-- Work instruction --
Whenever the word "void" turns up in a line of the data below, copy that line.

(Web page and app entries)
=====

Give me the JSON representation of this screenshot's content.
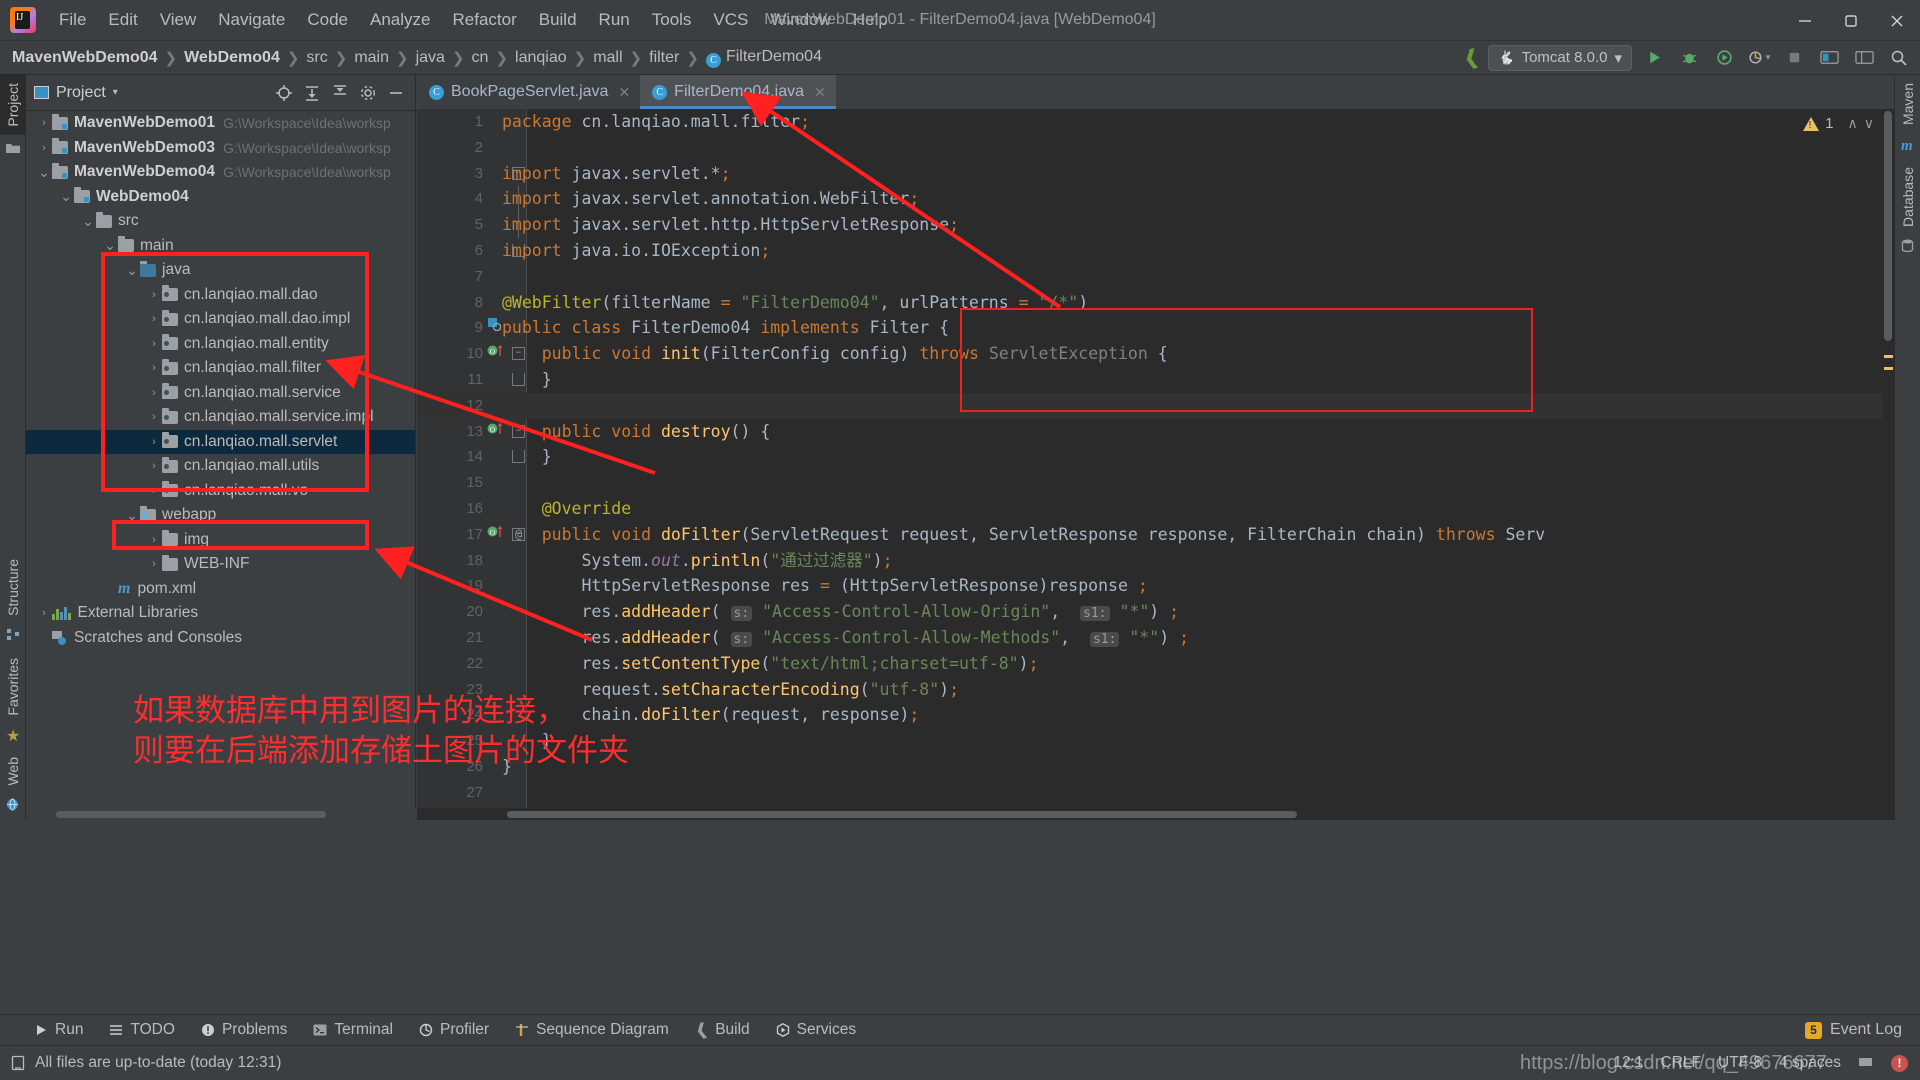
{
  "titlebar": {
    "window_title": "MavenWebDemo01 - FilterDemo04.java [WebDemo04]",
    "menus": [
      "File",
      "Edit",
      "View",
      "Navigate",
      "Code",
      "Analyze",
      "Refactor",
      "Build",
      "Run",
      "Tools",
      "VCS",
      "Window",
      "Help"
    ],
    "minimize_label": "—",
    "maximize_label": "❐",
    "close_label": "✕"
  },
  "navbar": {
    "crumbs": [
      "MavenWebDemo04",
      "WebDemo04",
      "src",
      "main",
      "java",
      "cn",
      "lanqiao",
      "mall",
      "filter",
      "FilterDemo04"
    ],
    "class_icon_letter": "C",
    "run_config": "Tomcat 8.0.0",
    "run_config_caret": "▾"
  },
  "left_strip": {
    "top_tabs": [
      "Project"
    ],
    "bottom_tabs": [
      "Structure",
      "Favorites",
      "Web"
    ]
  },
  "right_strip": {
    "tabs": [
      "Maven",
      "Database"
    ]
  },
  "project_panel": {
    "title": "Project",
    "caret": "▾",
    "tree": [
      {
        "depth": 0,
        "arrow": "›",
        "icon": "module",
        "label": "MavenWebDemo01",
        "bold": true,
        "path": "G:\\Workspace\\Idea\\worksp",
        "selected": false
      },
      {
        "depth": 0,
        "arrow": "›",
        "icon": "module",
        "label": "MavenWebDemo03",
        "bold": true,
        "path": "G:\\Workspace\\Idea\\worksp",
        "selected": false
      },
      {
        "depth": 0,
        "arrow": "⌄",
        "icon": "module",
        "label": "MavenWebDemo04",
        "bold": true,
        "path": "G:\\Workspace\\Idea\\worksp",
        "selected": false
      },
      {
        "depth": 1,
        "arrow": "⌄",
        "icon": "module",
        "label": "WebDemo04",
        "bold": true,
        "path": "",
        "selected": false
      },
      {
        "depth": 2,
        "arrow": "⌄",
        "icon": "folder",
        "label": "src",
        "bold": false,
        "path": "",
        "selected": false
      },
      {
        "depth": 3,
        "arrow": "⌄",
        "icon": "folder",
        "label": "main",
        "bold": false,
        "path": "",
        "selected": false
      },
      {
        "depth": 4,
        "arrow": "⌄",
        "icon": "source",
        "label": "java",
        "bold": false,
        "path": "",
        "selected": false
      },
      {
        "depth": 5,
        "arrow": "›",
        "icon": "package",
        "label": "cn.lanqiao.mall.dao",
        "bold": false,
        "path": "",
        "selected": false
      },
      {
        "depth": 5,
        "arrow": "›",
        "icon": "package",
        "label": "cn.lanqiao.mall.dao.impl",
        "bold": false,
        "path": "",
        "selected": false
      },
      {
        "depth": 5,
        "arrow": "›",
        "icon": "package",
        "label": "cn.lanqiao.mall.entity",
        "bold": false,
        "path": "",
        "selected": false
      },
      {
        "depth": 5,
        "arrow": "›",
        "icon": "package",
        "label": "cn.lanqiao.mall.filter",
        "bold": false,
        "path": "",
        "selected": false
      },
      {
        "depth": 5,
        "arrow": "›",
        "icon": "package",
        "label": "cn.lanqiao.mall.service",
        "bold": false,
        "path": "",
        "selected": false
      },
      {
        "depth": 5,
        "arrow": "›",
        "icon": "package",
        "label": "cn.lanqiao.mall.service.impl",
        "bold": false,
        "path": "",
        "selected": false
      },
      {
        "depth": 5,
        "arrow": "›",
        "icon": "package",
        "label": "cn.lanqiao.mall.servlet",
        "bold": false,
        "path": "",
        "selected": true
      },
      {
        "depth": 5,
        "arrow": "›",
        "icon": "package",
        "label": "cn.lanqiao.mall.utils",
        "bold": false,
        "path": "",
        "selected": false
      },
      {
        "depth": 5,
        "arrow": "›",
        "icon": "package",
        "label": "cn.lanqiao.mall.vo",
        "bold": false,
        "path": "",
        "selected": false
      },
      {
        "depth": 4,
        "arrow": "⌄",
        "icon": "webapp",
        "label": "webapp",
        "bold": false,
        "path": "",
        "selected": false
      },
      {
        "depth": 5,
        "arrow": "›",
        "icon": "folder",
        "label": "img",
        "bold": false,
        "path": "",
        "selected": false
      },
      {
        "depth": 5,
        "arrow": "›",
        "icon": "folder",
        "label": "WEB-INF",
        "bold": false,
        "path": "",
        "selected": false
      },
      {
        "depth": 3,
        "arrow": "",
        "icon": "maven",
        "label": "pom.xml",
        "bold": false,
        "path": "",
        "selected": false
      },
      {
        "depth": 0,
        "arrow": "›",
        "icon": "library",
        "label": "External Libraries",
        "bold": false,
        "path": "",
        "selected": false
      },
      {
        "depth": 0,
        "arrow": "",
        "icon": "scratch",
        "label": "Scratches and Consoles",
        "bold": false,
        "path": "",
        "selected": false
      }
    ]
  },
  "editor": {
    "tabs": [
      {
        "label": "BookPageServlet.java",
        "active": false,
        "icon_letter": "C",
        "close": "✕"
      },
      {
        "label": "FilterDemo04.java",
        "active": true,
        "icon_letter": "C",
        "close": "✕"
      }
    ],
    "warning_count": "1",
    "warning_up": "∧",
    "warning_down": "∨",
    "lines": [
      {
        "n": "1",
        "text": "package cn.lanqiao.mall.filter;"
      },
      {
        "n": "2",
        "text": ""
      },
      {
        "n": "3",
        "text": "import javax.servlet.*;"
      },
      {
        "n": "4",
        "text": "import javax.servlet.annotation.WebFilter;"
      },
      {
        "n": "5",
        "text": "import javax.servlet.http.HttpServletResponse;"
      },
      {
        "n": "6",
        "text": "import java.io.IOException;"
      },
      {
        "n": "7",
        "text": ""
      },
      {
        "n": "8",
        "text": "@WebFilter(filterName = \"FilterDemo04\", urlPatterns = \"/*\")"
      },
      {
        "n": "9",
        "text": "public class FilterDemo04 implements Filter {"
      },
      {
        "n": "10",
        "text": "    public void init(FilterConfig config) throws ServletException {"
      },
      {
        "n": "11",
        "text": "    }"
      },
      {
        "n": "12",
        "text": ""
      },
      {
        "n": "13",
        "text": "    public void destroy() {"
      },
      {
        "n": "14",
        "text": "    }"
      },
      {
        "n": "15",
        "text": ""
      },
      {
        "n": "16",
        "text": "    @Override"
      },
      {
        "n": "17",
        "text": "    public void doFilter(ServletRequest request, ServletResponse response, FilterChain chain) throws Serv"
      },
      {
        "n": "18",
        "text": "        System.out.println(\"通过过滤器\");"
      },
      {
        "n": "19",
        "text": "        HttpServletResponse res = (HttpServletResponse)response ;"
      },
      {
        "n": "20",
        "text": "        res.addHeader( s: \"Access-Control-Allow-Origin\",  s1: \"*\") ;"
      },
      {
        "n": "21",
        "text": "        res.addHeader( s: \"Access-Control-Allow-Methods\",  s1: \"*\") ;"
      },
      {
        "n": "22",
        "text": "        res.setContentType(\"text/html;charset=utf-8\");"
      },
      {
        "n": "23",
        "text": "        request.setCharacterEncoding(\"utf-8\");"
      },
      {
        "n": "24",
        "text": "        chain.doFilter(request, response);"
      },
      {
        "n": "25",
        "text": "    }"
      },
      {
        "n": "26",
        "text": "}"
      },
      {
        "n": "27",
        "text": ""
      }
    ]
  },
  "bottom_toolbar": {
    "buttons": [
      "Run",
      "TODO",
      "Problems",
      "Terminal",
      "Profiler",
      "Sequence Diagram",
      "Build",
      "Services"
    ],
    "event_log": "Event Log",
    "event_log_badge": "5"
  },
  "statusbar": {
    "message": "All files are up-to-date (today 12:31)",
    "caret_position": "12:1",
    "line_separator": "CRLF",
    "encoding": "UTF-8",
    "indent": "4 spaces",
    "error_badge": "!"
  },
  "annotations": {
    "note_line1": "如果数据库中用到图片的连接，",
    "note_line2": "则要在后端添加存储土图片的文件夹",
    "accent_red": "#ff2d2d",
    "watermark": "https://blog.csdn.net/qq_49676677"
  }
}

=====

-- Solution to this exercise --
        "text": "    public void init(FilterConfig config) throws ServletException {"
        "text": "    public void destroy() {"
        "text": "    public void doFilter(ServletRequest request, ServletResponse response, FilterChain chain) throws Serv"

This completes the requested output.